In recent years, however, Tikkunim have become extremely popular for all Jews, in Israel and around the world. In Jerusalem, one can spend the whole night wandering from tikkun to tikkun, which are held in homes, synagogues, community centers, and educational institutions of every religious and ideological flavor. Most of these gatherings are evenings of study for the sake of study and fellowship, and the various themes and topics they address are endless.
IN THE CONGREGATION
Customarily, the Book of Ruth, part of the section of the Bible known as Writings, is read during services on Shavuot. Ruth was a young Moabite woman who married an Israelite man. When her husband died, she followed her mother-in-law, Naomi, back to Israel and adopted the Jewish faith and people as her own. To feed herself and Naomi, she gleaned in the field of Boaz, a rich man. Boaz is taken with her, and eventually they marry. Among their descendants is the famed King David.
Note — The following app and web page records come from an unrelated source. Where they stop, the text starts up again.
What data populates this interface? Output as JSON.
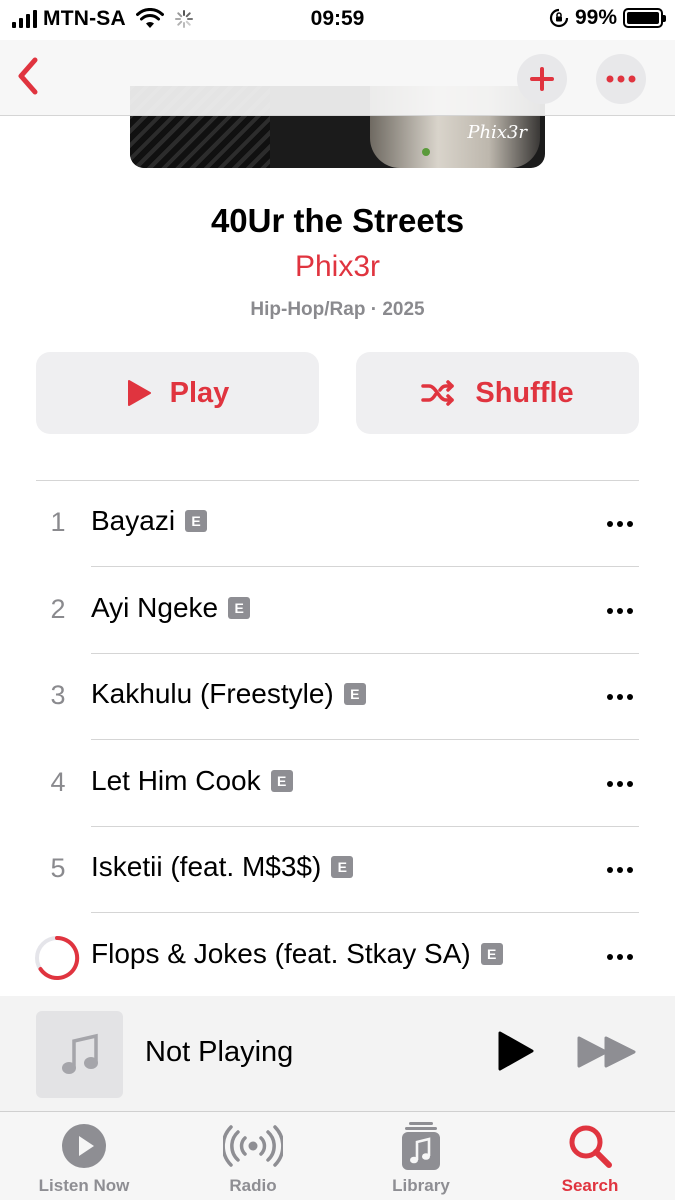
{
  "status_bar": {
    "carrier": "MTN-SA",
    "time": "09:59",
    "battery": "99%",
    "battery_level": 0.99
  },
  "nav": {
    "back_icon": "chevron-left-icon",
    "add_icon": "plus-icon",
    "more_icon": "ellipsis-icon",
    "accent": "#e0343f"
  },
  "artwork": {
    "signature": "Phix3r"
  },
  "album": {
    "title": "40Ur the Streets",
    "artist": "Phix3r",
    "meta": "Hip-Hop/Rap · 2025"
  },
  "actions": {
    "play_label": "Play",
    "shuffle_label": "Shuffle"
  },
  "tracks": [
    {
      "number": "1",
      "title": "Bayazi",
      "explicit": "E"
    },
    {
      "number": "2",
      "title": "Ayi Ngeke",
      "explicit": "E"
    },
    {
      "number": "3",
      "title": "Kakhulu (Freestyle)",
      "explicit": "E"
    },
    {
      "number": "4",
      "title": "Let Him Cook",
      "explicit": "E"
    },
    {
      "number": "5",
      "title": "Isketii (feat. M$3$)",
      "explicit": "E"
    },
    {
      "number": "",
      "title": "Flops & Jokes (feat. Stkay SA)",
      "explicit": "E",
      "status": "loading"
    }
  ],
  "mini_player": {
    "label": "Not Playing"
  },
  "tabs": [
    {
      "label": "Listen Now",
      "icon": "play-circle-icon",
      "active": false
    },
    {
      "label": "Radio",
      "icon": "radio-waves-icon",
      "active": false
    },
    {
      "label": "Library",
      "icon": "library-icon",
      "active": false
    },
    {
      "label": "Search",
      "icon": "search-icon",
      "active": true
    }
  ]
}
The theme of Ruth’s conversion to Judaism is central to this story. In Ruth 1:16–17, she states:
Do not urge me to leave you, to turn back and not follow you. For wherever you go, I will go. Wherever you lodge, I will lodge. Your people shall be my people, and your God my God. Where you die, I will die, and there will I be buried. Thus and more may God do to me if anything but death parts me from you.
Ruth is often considered to be the archetype of all who choose to convert to Judaism – accepting the Torah, just as Jews accepted the Torah at Mount Sinai – and this passage is generally understood as her conversion statement.
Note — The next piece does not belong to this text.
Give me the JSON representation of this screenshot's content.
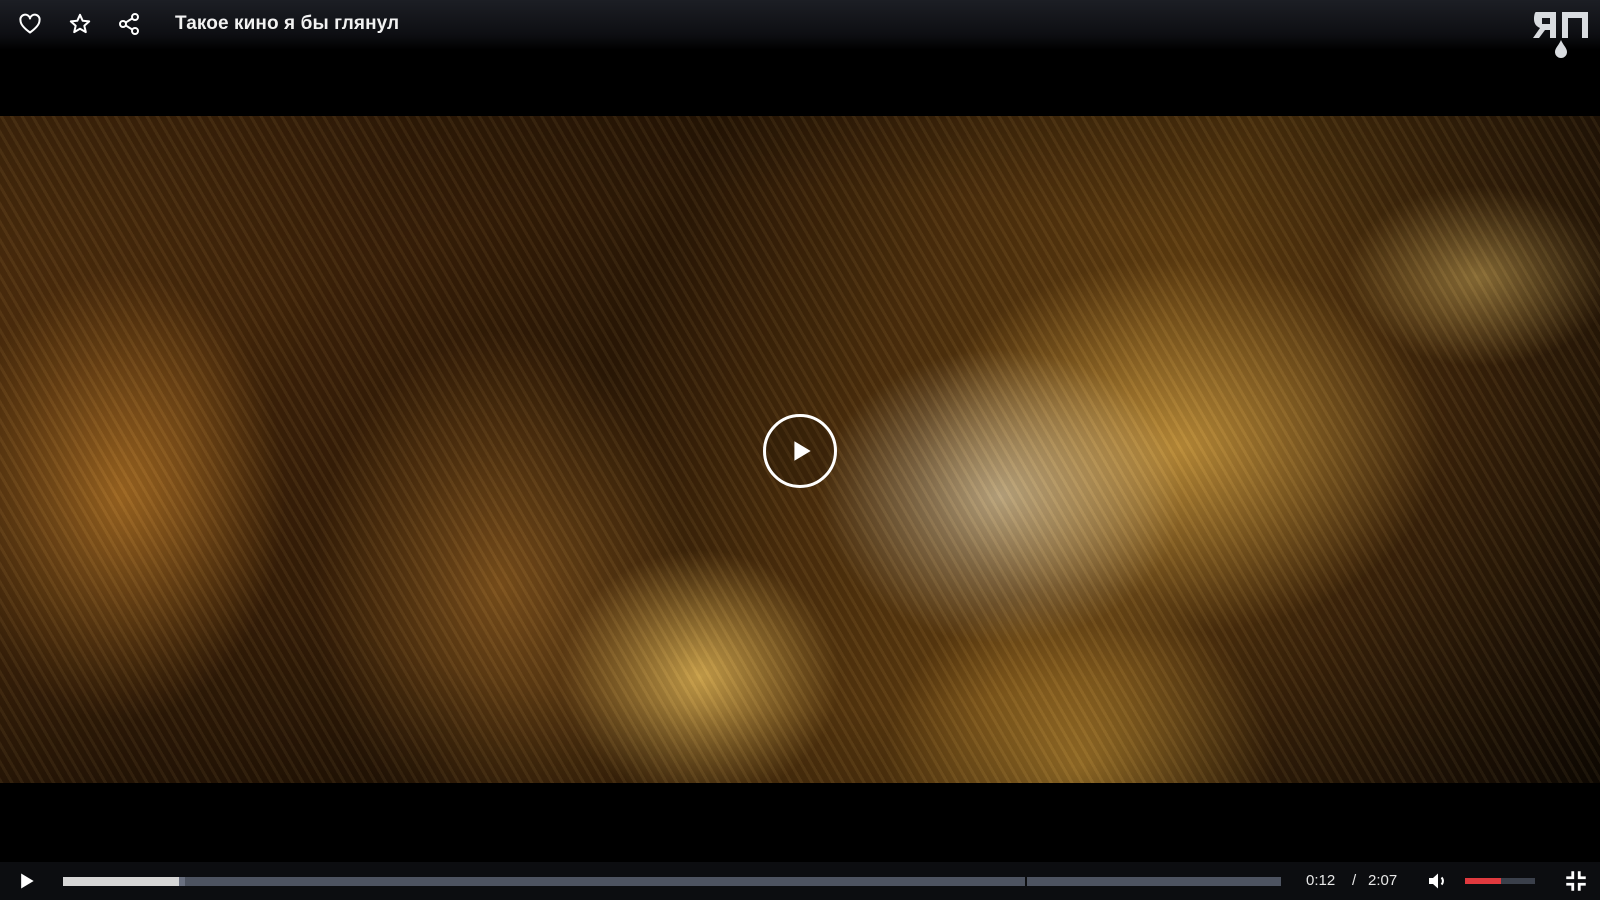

The ceremony of confirmation – for high school students who have continued their studies and Jewish involvement beyond b’nei mitzvah – often is held on or near Shavuot. Just as the Jewish people accepted the Torah on Shavuot, so do confirmands reaffirm their commitment to the covenant and adult Jewish life.
The custom of decorating with greens and fresh flowers on Shavuot reminds us of the spring harvest and the ancient ritual of bringing the first fruits to the Temple. The decorations also remind us of the legend that when the Israelites arrived at the base of Mount Sinai, they found it blooming with flowers and greenery.
Many Jews prepare and eat dairy foods – often cheesecake or blintzes – on Shavuot as a reminder of the sweetness of Torah, and also as a reminder that the Torah calls the land of Israel a land “flowing with milk and honey” (Exodus 3:8). Often families gather together on the holiday to enjoy a meal that features such dishes.
PREPARING FOR THE HOLIDAY
The Bible teaches that the Israelites had three days to prepare to receive the Torah at Mount Sinai. To ready themselves for the momentous occasion, they were instructed to wash their clothes and to stay ritually pure. By recalling those three days, Jews today can use the three days before Shavuot to prepare personally, as a family, and as a community to re-experience this life-changing event.